» **Data in this exercise**:
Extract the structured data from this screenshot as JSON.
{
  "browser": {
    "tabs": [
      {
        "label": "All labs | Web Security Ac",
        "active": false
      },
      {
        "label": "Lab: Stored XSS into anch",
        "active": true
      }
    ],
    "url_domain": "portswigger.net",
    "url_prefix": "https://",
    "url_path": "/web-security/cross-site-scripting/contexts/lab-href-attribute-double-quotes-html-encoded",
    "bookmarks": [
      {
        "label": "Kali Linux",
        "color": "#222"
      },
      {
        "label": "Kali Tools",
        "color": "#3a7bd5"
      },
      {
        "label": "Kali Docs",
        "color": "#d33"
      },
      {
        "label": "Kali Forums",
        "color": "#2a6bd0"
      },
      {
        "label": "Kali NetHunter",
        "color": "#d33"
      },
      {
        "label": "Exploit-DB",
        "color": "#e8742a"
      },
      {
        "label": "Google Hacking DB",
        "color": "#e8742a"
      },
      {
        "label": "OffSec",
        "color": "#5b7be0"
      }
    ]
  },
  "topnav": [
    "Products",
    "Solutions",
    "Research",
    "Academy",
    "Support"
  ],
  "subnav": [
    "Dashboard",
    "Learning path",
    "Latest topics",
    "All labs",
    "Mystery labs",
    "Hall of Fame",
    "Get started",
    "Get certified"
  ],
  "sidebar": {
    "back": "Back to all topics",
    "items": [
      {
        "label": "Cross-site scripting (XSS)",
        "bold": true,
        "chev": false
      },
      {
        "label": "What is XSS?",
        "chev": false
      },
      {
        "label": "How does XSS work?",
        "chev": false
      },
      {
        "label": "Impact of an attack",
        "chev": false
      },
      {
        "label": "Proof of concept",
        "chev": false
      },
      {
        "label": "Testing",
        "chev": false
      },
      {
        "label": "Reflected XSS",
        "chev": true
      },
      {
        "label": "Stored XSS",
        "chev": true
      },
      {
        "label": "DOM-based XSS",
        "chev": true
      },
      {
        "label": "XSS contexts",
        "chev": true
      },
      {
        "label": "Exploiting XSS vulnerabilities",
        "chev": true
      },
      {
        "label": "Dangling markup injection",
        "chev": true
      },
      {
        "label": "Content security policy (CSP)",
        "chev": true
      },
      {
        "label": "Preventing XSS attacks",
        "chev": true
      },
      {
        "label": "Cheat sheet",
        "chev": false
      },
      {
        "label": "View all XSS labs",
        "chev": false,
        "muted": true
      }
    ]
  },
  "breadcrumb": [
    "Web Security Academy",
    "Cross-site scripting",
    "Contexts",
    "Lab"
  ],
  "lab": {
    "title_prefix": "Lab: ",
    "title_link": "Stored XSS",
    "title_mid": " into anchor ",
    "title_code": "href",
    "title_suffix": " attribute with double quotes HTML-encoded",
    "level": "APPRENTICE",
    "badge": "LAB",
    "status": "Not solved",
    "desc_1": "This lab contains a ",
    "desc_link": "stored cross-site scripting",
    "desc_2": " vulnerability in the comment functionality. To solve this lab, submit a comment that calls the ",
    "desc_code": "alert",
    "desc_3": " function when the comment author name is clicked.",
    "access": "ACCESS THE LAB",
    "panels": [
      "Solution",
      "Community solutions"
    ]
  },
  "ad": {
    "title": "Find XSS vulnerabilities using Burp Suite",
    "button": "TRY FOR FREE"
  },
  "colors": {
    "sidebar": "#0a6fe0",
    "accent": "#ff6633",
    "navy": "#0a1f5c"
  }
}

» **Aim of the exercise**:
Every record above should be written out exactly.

» **Answer for the task**:
Extract the structured data from this screenshot as JSON.
{
  "browser": {
    "tabs": [
      {
        "label": "All labs | Web Security Ac",
        "active": false
      },
      {
        "label": "Lab: Stored XSS into anch",
        "active": true
      }
    ],
    "url_domain": "portswigger.net",
    "url_prefix": "https://",
    "url_path": "/web-security/cross-site-scripting/contexts/lab-href-attribute-double-quotes-html-encoded",
    "bookmarks": [
      {
        "label": "Kali Linux",
        "color": "#222"
      },
      {
        "label": "Kali Tools",
        "color": "#3a7bd5"
      },
      {
        "label": "Kali Docs",
        "color": "#d33"
      },
      {
        "label": "Kali Forums",
        "color": "#2a6bd0"
      },
      {
        "label": "Kali NetHunter",
        "color": "#d33"
      },
      {
        "label": "Exploit-DB",
        "color": "#e8742a"
      },
      {
        "label": "Google Hacking DB",
        "color": "#e8742a"
      },
      {
        "label": "OffSec",
        "color": "#5b7be0"
      }
    ]
  },
  "topnav": [
    "Products",
    "Solutions",
    "Research",
    "Academy",
    "Support"
  ],
  "subnav": [
    "Dashboard",
    "Learning path",
    "Latest topics",
    "All labs",
    "Mystery labs",
    "Hall of Fame",
    "Get started",
    "Get certified"
  ],
  "sidebar": {
    "back": "Back to all topics",
    "items": [
      {
        "label": "Cross-site scripting (XSS)",
        "bold": true,
        "chev": false
      },
      {
        "label": "What is XSS?",
        "chev": false
      },
      {
        "label": "How does XSS work?",
        "chev": false
      },
      {
        "label": "Impact of an attack",
        "chev": false
      },
      {
        "label": "Proof of concept",
        "chev": false
      },
      {
        "label": "Testing",
        "chev": false
      },
      {
        "label": "Reflected XSS",
        "chev": true
      },
      {
        "label": "Stored XSS",
        "chev": true
      },
      {
        "label": "DOM-based XSS",
        "chev": true
      },
      {
        "label": "XSS contexts",
        "chev": true
      },
      {
        "label": "Exploiting XSS vulnerabilities",
        "chev": true
      },
      {
        "label": "Dangling markup injection",
        "chev": true
      },
      {
        "label": "Content security policy (CSP)",
        "chev": true
      },
      {
        "label": "Preventing XSS attacks",
        "chev": true
      },
      {
        "label": "Cheat sheet",
        "chev": false
      },
      {
        "label": "View all XSS labs",
        "chev": false,
        "muted": true
      }
    ]
  },
  "breadcrumb": [
    "Web Security Academy",
    "Cross-site scripting",
    "Contexts",
    "Lab"
  ],
  "lab": {
    "title_prefix": "Lab: ",
    "title_link": "Stored XSS",
    "title_mid": " into anchor ",
    "title_code": "href",
    "title_suffix": " attribute with double quotes HTML-encoded",
    "level": "APPRENTICE",
    "badge": "LAB",
    "status": "Not solved",
    "desc_1": "This lab contains a ",
    "desc_link": "stored cross-site scripting",
    "desc_2": " vulnerability in the comment functionality. To solve this lab, submit a comment that calls the ",
    "desc_code": "alert",
    "desc_3": " function when the comment author name is clicked.",
    "access": "ACCESS THE LAB",
    "panels": [
      "Solution",
      "Community solutions"
    ]
  },
  "ad": {
    "title": "Find XSS vulnerabilities using Burp Suite",
    "button": "TRY FOR FREE"
  },
  "colors": {
    "sidebar": "#0a6fe0",
    "accent": "#ff6633",
    "navy": "#0a1f5c"
  }
}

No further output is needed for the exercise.